Various Artists – ‘The Early Days: Post Punk, New Wave, Brit Pop & Beyond 1980 -2010’ (Unter Schafen Records)

What it is: Our beloved readers may have noticed that the staff of NOTHING BUT HOPE AND PASSION is truly devoted to conscientiously putting together as well as sharing enjoyable playlists. These playlists and mixtapes (that often see invited artists involved) cannot be considered merely a duty we prescribed ourselves to create and deliver. Rather, they embody the dedication and passion we feel towards music; therefore they’re not solely products but instead act as an attitude that we’d like to share with a potential audience out there. In this respect, the same could be said about one of this summer’s finest compilations, namely The Early Days, curated by the good people of Unter Schafen Records and German indie party hosts King Kong Kicks. The double CD/ vinyl sampler includes 22 songs that saw the light of day between 1980 and 2010 and will make you (re)discover the glory days of indie disco.
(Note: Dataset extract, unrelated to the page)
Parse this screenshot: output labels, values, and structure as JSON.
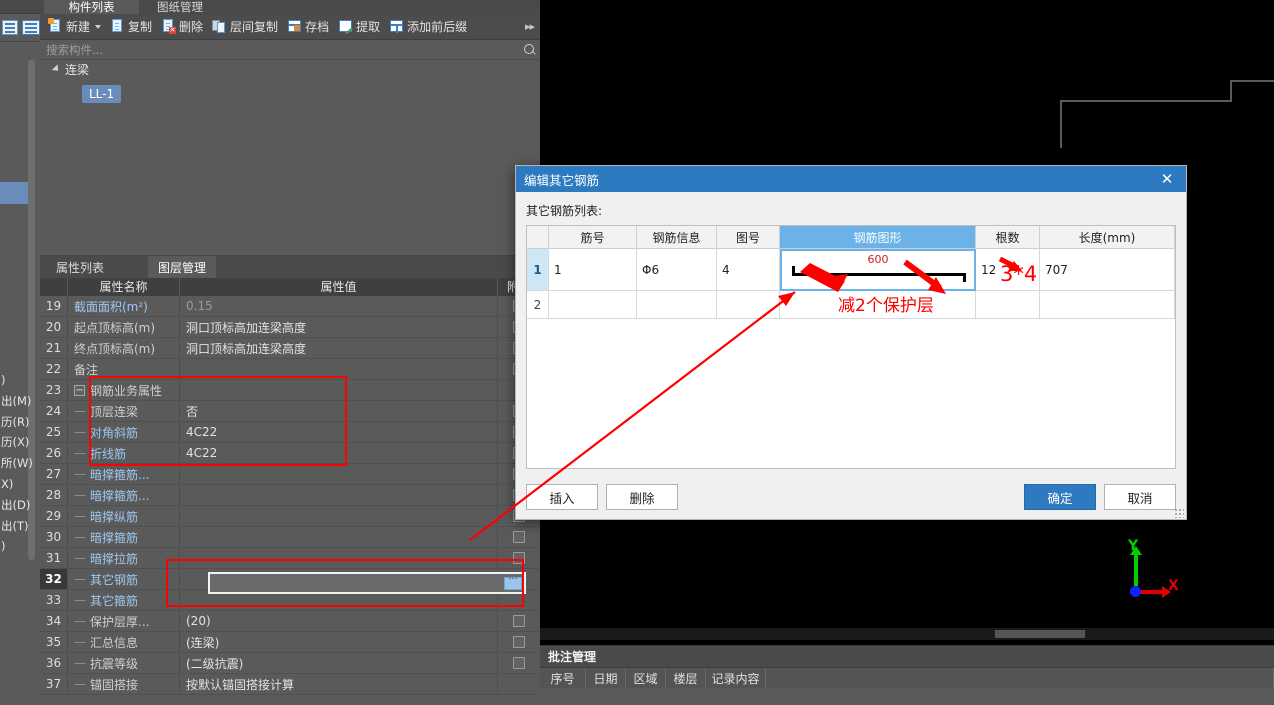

Why to listen to it: The role and function of compilations have drastically changed during the last couple of years. In this day and age where music is easily accessible and basically nonstop available for streaming, this once coveted format lost its appeal as a commercial product. Nowadays, ‘compiling’ a record is a playground for chroniclers, aesthetes, and people who call themselves ‘completists’ – just think of the fine Cherry Red Records. Compilations reveal developments, depict epochs, or even work as biographies. They’re particularly interesting and fascinating because – when presenting retrospectives – they let us feel slightly melancholic and make us remember, possibly even more so than a singular album. The Early Days does the latter and it’s additional communicative function is that each song on its own as much as the proper collection tell great stories. The overall narrative, however, is that of those glory days when indie parties still managed to fill clubs. Hence, the impression is created that the curators understand themselves as DJs (not businessmen) who often choose pieces of jewellery over more obvious choices (debut or compulsively successful singles). This makes Early Days house, for instance, Transmission of JOY DIVISION, All Sparks by EDITORS, and Two Steps Twice by FOALS. Chronology turns out to be somewhat irrelevant here as the sampler intends to spread the atmosphere of a brilliant night out. Consequently, it’s purpose is not to reconstruct the complex progress of a particular movement. Accordingly, listeners find a collection of early of post punk, new wave, and Britpop that ‘flows’ particularly well. The Early Days emphasise that compilations are treasures now and they should be treated as such. This is also why the beautiful multi-coloured vinyl version furnished with anecdotes of several artists will probably be the love interest of devoted aficionados. Ultimately, The Early Days contributes to a musical niche with a compilation that serves as a testament to songs that should remain as they soundtracked numerous brilliant nights out. How could NOTHING BUT HOPE AND PASSION not fall in love with such great taste? (Chris Hegholtz)